Friday, March 13, 2009

Higher Math

During President Obama's Feb 24th speech, he said, "Right now, three-quarters of the fastest-growing occupations require more than a high school diploma. And yet, just over half of our citizens have that level of education."

Does anyone see a problem with this math? It's totally comparing apples and oranges. It's like saying, as Tony put it, 99% of Americans don't want to be garbage people, BUT WE NEED 100,000 GARBAGE PEOPLE! (But I bet there are 100,000 people out there who are perfectly happy being paid good money to be garbage people and we need not panic about having enough). Out of 300,000,000 Americans, how many want or can qualify for these fastest-growing jobs? What if there are only 4 "fastest-growing jobs?" What happens when we start to push all Americans to get a level of education for only 3 positions in the whole U.S.? Do you see what I mean? Obama's fractions have different denominators.

Now, I think the point our president was trying to make here was that Americans are not competitive because kids aren't being qualified for jobs available. I just wish he would use a common denominator so that he didn't look like an ass to those of us who are smart enough to know that his comparison is not valid.

Also, I have to say that I really hope that any educational "plan" put in place by this administration and others focuses not only on college/university as higher education, but also trade schools, technical schools, certification programs, and apprenticeships. I think we are doing a huge disservice to kids today by implying that the only worthwhile, post-secondary path is college/university. I think this is especially apparent when you note that, at least in Skagit County, the jobs available right now include police officer, welder, auto mechanic, marine mechanic, bus driver, and a host of other, more technical positions. Ones for which a person does not need a bachelor's degree.

So what if Charles' dream is to become a painter, like his great-grandfather Charles, and he someday runs his own painting business? Is this less valuable and praise-worthy than becoming an under-employable history major (which is what I was, after graduating cum laude and with honors from college)? Will he not still cultivate skills that include math, communications, accounting, management, marketing, operations, etc? Could he learn these things being an apprentice? Or, could he learn them by getting an associates degree with an emphasis in business at the local community college? The answer is yes, and I would love him for it if he is doing what he wants to do. If he wants to be a marine welder, then by all means, he should go to a technical training program to do that. And guess what? He'll probably always be employed, and make a boat-load of money, too.

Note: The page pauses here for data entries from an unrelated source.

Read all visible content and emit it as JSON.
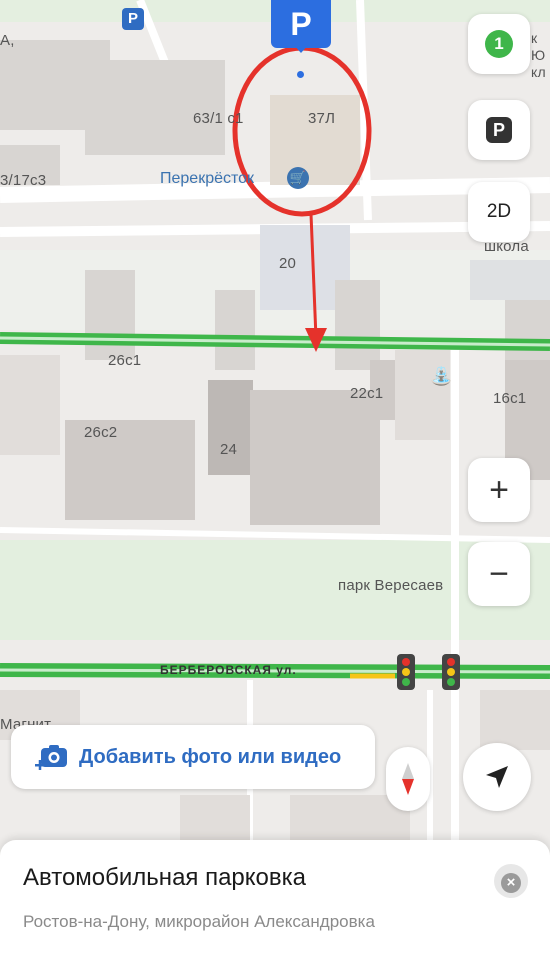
{
  "map": {
    "labels": {
      "a_partial": "А,",
      "b_63_1": "63/1 с1",
      "b_37l": "37Л",
      "b_17c3": "3/17с3",
      "b_20": "20",
      "b_26c1": "26с1",
      "b_22c1": "22с1",
      "b_16c1": "16с1",
      "b_26c2": "26с2",
      "b_24": "24",
      "park": "парк Вересаев",
      "school": "школа",
      "magnit": "Магнит",
      "top_right_1": "к",
      "top_right_2": "Ю",
      "top_right_3": "кл"
    },
    "street": "БЕРБЕРОВСКАЯ ул.",
    "poi": {
      "name": "Перекрёсток",
      "icon": "basket-icon"
    },
    "parking_marker": "P",
    "small_parking_icon": "P",
    "fountain_icon": "fountain-icon",
    "colors": {
      "annotation_red": "#e5322b",
      "road_green": "#3fb64a",
      "accent_blue": "#2c6ee0"
    }
  },
  "controls": {
    "traffic_badge": "1",
    "parking_button": "P",
    "view_toggle": "2D",
    "zoom_in": "+",
    "zoom_out": "−",
    "compass_icon": "compass-icon",
    "locate_icon": "location-arrow-icon"
  },
  "add_photo": {
    "label": "Добавить фото или видео",
    "icon": "camera-add-icon"
  },
  "sheet": {
    "title": "Автомобильная парковка",
    "subtitle": "Ростов-на-Дону, микрорайон Александровка",
    "close_icon": "close-icon"
  }
}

I'm just trying to say that I think we are limiting kids today. And college is not for everyone. And President Obama should be smart enough to know when he is not making sense of his facts and figures. And, if there is money in these so-called "fastest growing jobs" and 3/4 of them require higher education, then I bet that is a good enough incentive for Americans to fill those jobs. If only we tell them about those jobs and how to get there. Which goes back to the college thing, because I honestly believe that lots of kids are not told that there are different paths. Or told about the jobs available and how to get them.

4 comments:

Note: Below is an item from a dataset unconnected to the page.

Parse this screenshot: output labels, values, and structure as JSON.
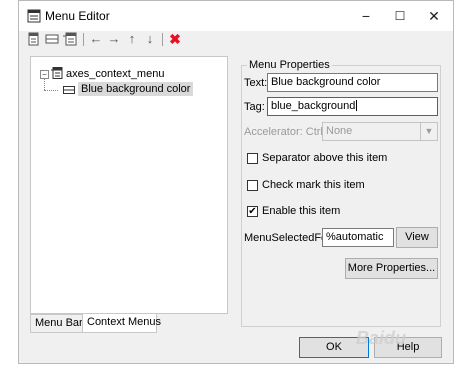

chasecarole said...

By the time our kids are college-age, four years of private education is projected to cost $298,000.

Something needs to be done with the higher education system in America.

Perhaps our kids can be professional athletes instead? Michael a teeny point guard and Charles a linebacker?

Since there will probably be no social security left by the time we retire and with our IRA's all in the tank, these kids will have to do something to support us.

Monica said...

I think that emphasizing "trade schools, technical schools, certification programs, and apprenticeships" is a great point - I forget where, but I recall reading something that said all the PhDs in the world will not help you when you need a plumber!

K Schimmy said...

Those in the secondary teaching profession are certainly starting to see the light... CTE (Career and Technical Education) programs are getting more and more funding because the public schools realize that not all of our kids will attending a university. CTE is 6/10 of my job... it's why I'm employed! So if they hired me to train our nation's next batch of designers/photographers/artists, they must be doing something right, because I'm an awesome teacher.

Sometimes, the last people to understand this are the parents. Kids get it from home that a university education is the only way you can be considered a success, when in actuality it is the least specialized education one can get. I hear you... luckily, the teacher unions share that view. I hope Ruary becomes a mechanic... that way he can fix my car.

K Schimmy said...

Oh yeah... and we're signing Ruary up for the GET program this month before the unit rate goes up. Y'all might want to look into it. We can only afford one credit a month right now, but at least that one credit is locked in at $76 for the rest of the time until he graduates (they approximate it will take 500 "units" to pay for a year at UW... but it works at most schools in the US).